Performers played individually and ensemble, including a full stage of performers at the close. Songs included many of Tom’s and covers that Tom had hits of. Along the way were surprises, like David Buskin, noted song and jingle writer performing his own orgasmic ode to men growing old and still having the same old urges. Many of us boomers were in stitches, as the tune went on, intricately treading embarrassing territory. Debi Smith, on her unique Irish bodhran, was another surprise, a pleasing, punching, melodic percussive presence throughout the show.

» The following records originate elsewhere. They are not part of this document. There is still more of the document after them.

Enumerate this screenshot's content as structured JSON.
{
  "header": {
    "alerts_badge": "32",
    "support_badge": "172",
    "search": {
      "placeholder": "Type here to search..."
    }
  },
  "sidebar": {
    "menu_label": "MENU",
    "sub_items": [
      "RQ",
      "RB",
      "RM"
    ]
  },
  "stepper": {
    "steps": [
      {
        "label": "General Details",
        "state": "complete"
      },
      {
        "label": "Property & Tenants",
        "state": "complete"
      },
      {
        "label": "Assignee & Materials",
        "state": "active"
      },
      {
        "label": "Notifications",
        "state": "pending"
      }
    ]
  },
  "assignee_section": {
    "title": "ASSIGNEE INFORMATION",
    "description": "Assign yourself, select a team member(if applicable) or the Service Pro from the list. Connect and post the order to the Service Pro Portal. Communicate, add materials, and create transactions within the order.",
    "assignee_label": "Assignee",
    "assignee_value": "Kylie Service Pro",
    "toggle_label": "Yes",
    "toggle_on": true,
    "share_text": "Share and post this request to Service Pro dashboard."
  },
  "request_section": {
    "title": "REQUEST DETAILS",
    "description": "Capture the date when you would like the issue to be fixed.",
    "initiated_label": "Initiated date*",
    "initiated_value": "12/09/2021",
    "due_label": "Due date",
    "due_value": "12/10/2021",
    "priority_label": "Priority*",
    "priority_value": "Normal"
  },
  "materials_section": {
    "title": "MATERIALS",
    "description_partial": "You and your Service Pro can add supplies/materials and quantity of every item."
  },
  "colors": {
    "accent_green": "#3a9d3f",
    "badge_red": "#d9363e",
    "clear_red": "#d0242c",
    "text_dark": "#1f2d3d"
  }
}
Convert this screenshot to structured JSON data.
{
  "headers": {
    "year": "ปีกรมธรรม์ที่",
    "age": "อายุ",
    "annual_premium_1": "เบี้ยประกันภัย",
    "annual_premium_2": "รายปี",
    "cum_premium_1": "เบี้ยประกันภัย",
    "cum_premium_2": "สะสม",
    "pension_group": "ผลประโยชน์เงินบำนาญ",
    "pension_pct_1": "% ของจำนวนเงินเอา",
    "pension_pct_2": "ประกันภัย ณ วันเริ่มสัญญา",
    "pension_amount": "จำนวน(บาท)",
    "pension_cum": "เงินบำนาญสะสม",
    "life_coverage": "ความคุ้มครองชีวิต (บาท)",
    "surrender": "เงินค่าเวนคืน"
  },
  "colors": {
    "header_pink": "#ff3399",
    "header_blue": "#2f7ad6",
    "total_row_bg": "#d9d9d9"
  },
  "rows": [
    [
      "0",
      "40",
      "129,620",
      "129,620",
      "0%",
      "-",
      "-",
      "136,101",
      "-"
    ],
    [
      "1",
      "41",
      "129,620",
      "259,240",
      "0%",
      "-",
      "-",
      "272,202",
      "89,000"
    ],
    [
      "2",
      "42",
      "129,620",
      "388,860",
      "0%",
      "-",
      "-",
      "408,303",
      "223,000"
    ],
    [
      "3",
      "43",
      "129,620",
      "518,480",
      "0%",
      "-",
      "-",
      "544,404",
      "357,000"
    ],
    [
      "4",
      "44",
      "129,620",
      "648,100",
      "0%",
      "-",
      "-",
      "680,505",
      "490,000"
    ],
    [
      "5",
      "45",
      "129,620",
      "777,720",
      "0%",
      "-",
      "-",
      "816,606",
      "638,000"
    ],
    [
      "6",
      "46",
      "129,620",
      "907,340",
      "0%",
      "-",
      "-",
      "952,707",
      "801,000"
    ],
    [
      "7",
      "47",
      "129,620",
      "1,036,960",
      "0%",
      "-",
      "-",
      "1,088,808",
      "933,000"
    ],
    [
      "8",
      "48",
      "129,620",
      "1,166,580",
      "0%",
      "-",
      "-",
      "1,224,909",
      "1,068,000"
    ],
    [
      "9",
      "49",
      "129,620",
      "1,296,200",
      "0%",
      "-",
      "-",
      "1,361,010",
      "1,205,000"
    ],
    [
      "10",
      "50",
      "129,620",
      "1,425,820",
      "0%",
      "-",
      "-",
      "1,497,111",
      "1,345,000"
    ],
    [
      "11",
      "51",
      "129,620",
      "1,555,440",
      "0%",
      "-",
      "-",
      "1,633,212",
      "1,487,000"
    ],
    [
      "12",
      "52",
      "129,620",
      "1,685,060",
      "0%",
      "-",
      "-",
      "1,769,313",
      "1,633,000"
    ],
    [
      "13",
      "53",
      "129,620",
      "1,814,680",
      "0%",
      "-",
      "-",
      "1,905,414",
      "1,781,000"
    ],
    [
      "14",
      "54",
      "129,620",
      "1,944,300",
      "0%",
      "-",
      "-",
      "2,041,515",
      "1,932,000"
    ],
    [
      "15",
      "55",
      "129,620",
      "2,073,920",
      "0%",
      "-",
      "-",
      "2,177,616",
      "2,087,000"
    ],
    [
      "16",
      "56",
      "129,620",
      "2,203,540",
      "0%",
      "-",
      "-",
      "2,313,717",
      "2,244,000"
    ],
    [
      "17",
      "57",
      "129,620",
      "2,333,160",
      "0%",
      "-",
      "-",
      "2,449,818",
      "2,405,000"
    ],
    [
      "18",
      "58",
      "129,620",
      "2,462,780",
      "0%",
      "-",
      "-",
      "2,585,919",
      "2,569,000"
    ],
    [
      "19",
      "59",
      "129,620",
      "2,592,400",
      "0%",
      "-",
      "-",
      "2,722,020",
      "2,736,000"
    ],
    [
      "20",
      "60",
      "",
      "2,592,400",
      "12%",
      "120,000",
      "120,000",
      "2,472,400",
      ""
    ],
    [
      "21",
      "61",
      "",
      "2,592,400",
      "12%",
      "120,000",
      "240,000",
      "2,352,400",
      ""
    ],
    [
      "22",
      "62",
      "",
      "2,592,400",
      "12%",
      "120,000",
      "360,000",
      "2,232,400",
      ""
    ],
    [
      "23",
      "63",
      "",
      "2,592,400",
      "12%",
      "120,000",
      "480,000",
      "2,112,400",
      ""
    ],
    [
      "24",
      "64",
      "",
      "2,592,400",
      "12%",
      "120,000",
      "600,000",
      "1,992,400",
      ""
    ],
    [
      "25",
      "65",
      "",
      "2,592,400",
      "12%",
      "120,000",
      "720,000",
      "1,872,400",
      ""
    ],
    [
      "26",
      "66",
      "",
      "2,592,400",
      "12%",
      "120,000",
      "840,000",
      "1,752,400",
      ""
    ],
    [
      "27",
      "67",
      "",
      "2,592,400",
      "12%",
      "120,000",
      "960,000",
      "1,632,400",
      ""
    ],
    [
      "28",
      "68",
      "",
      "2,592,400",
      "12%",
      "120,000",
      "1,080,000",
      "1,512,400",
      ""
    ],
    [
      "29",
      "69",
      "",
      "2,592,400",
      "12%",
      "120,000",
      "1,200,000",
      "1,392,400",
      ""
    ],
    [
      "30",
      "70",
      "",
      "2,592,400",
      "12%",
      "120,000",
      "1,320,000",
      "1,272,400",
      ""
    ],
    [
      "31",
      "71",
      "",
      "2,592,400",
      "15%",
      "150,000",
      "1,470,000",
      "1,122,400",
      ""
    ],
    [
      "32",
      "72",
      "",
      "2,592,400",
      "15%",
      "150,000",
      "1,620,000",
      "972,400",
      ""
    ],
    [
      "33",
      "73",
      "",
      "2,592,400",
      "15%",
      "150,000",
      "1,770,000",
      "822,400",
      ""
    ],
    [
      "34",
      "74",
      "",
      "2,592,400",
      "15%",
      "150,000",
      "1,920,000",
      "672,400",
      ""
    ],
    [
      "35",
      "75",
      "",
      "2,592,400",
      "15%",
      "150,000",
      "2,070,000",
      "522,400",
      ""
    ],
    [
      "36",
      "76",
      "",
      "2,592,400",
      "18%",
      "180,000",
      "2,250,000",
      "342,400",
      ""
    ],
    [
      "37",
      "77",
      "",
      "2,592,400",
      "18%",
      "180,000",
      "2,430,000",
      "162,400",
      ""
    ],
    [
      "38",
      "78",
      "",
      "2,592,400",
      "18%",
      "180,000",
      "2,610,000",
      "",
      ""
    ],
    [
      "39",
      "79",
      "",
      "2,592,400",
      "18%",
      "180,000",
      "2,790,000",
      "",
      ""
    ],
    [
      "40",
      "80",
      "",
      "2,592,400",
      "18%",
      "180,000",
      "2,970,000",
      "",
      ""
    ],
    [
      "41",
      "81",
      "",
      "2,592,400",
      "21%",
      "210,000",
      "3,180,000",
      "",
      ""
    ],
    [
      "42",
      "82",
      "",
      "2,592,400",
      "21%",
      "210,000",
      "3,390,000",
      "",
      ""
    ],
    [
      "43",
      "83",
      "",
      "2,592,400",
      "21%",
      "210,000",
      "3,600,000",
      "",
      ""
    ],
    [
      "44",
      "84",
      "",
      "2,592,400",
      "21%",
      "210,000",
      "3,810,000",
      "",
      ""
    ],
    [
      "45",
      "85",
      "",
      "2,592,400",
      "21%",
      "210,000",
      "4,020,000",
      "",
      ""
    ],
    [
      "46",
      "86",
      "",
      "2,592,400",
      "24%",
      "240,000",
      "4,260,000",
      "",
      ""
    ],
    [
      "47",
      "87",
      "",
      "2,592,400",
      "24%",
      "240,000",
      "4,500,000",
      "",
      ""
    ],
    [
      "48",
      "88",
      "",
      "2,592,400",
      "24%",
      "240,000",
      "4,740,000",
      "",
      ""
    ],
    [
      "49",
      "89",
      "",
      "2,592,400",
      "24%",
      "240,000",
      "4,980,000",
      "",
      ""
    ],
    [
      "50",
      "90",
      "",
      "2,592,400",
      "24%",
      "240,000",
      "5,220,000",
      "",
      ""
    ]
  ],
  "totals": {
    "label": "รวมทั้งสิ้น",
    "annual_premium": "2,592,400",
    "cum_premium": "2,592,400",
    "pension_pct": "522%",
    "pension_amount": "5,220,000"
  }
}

Highlights included soulful and fresh renditions of his hits such as “The Last Thing on My Mind,” “Bottle of Wine,” “Whose Garden Was This”, “The Marvelous Toy”, and “Ramblin’ Boy” Other powerful performances included a moving, “Marry Me Again,” Paxton/Smith duet and Fink/Marxer’s very personal rendition of Paxton’s heartbreakingly beautiful “You Are Love.” Alice Gerrard’s “Get Up and Do Right” was a perfect fit, a song I wish could somehow brain wash Washington.
To put Paxton’s work in perspective, folk legend Dave Van Ronk said of Paxton (as quoted in Wikipedia), “Dylan is usually cited as the founder of the new song movement, and he certainly became its most visible standard-bearer, but the person who started the whole thing was Tom Paxton … he tested his songs in the crucible of live performance, he found that his own stuff was getting more attention than when he was singing traditional songs or stuff by other people … he set himself a training regimen of deliberately writing one song every day. Dylan had not yet showed up when this was happening, and by the time Bobby came on the set, with at most two or three songs he had written, Tom was already singing at least 50 percent his own material. That said, it was Bobby’s success that really got the ball rolling. Prior to that, the folk community was very much tied to traditional songs, so much so that songwriters would sometimes palm their own stuff off as traditional.”
I’d add that his work took on the political, ethical, and environmental issues of the day without fear or timidity, songs that were recorded by Pete Seeger, John Denver, Judy Collins, and others of his contemporaries. His work overall has been recorded as well by: Bob Dylan, Harry Belafonte, doc Watson, Dolly Parton and Porter Wagoner, Marianne Faithfull, The Kingston Trio, and many others. He’s also known for many popular songs for children. He’s was an actor and a soldier earlier in life. While stationed at Fort Dix, New Jersey, he would make weekly weekend trips to Greenwich Village to listen to folk music at the Bitter End and other famed coffeehouse venues.
When we talked before the show, I’d mentioned something I’d heard an artist say on “The Charlie Rose Show,” that it was in her later, post-60-and-then-some life, that she was doing some of her best, most creative work. I told Tom that I felt similarly and asked him what he thought. “I feel exactly the same,” he said, adding that current times are among the most productive in his life, “writing more imaginatively from the source.” He said this was especially true in his co-writing with his bandmates, The Don Juans, John Vezner and Don Henry, sharing with him inspiration and production as they’ve toured and recorded together. “Ideas come quickly,” he said. “I’m enjoying it a lot.”
As did we all, Happy Birthday, Tom Paxton!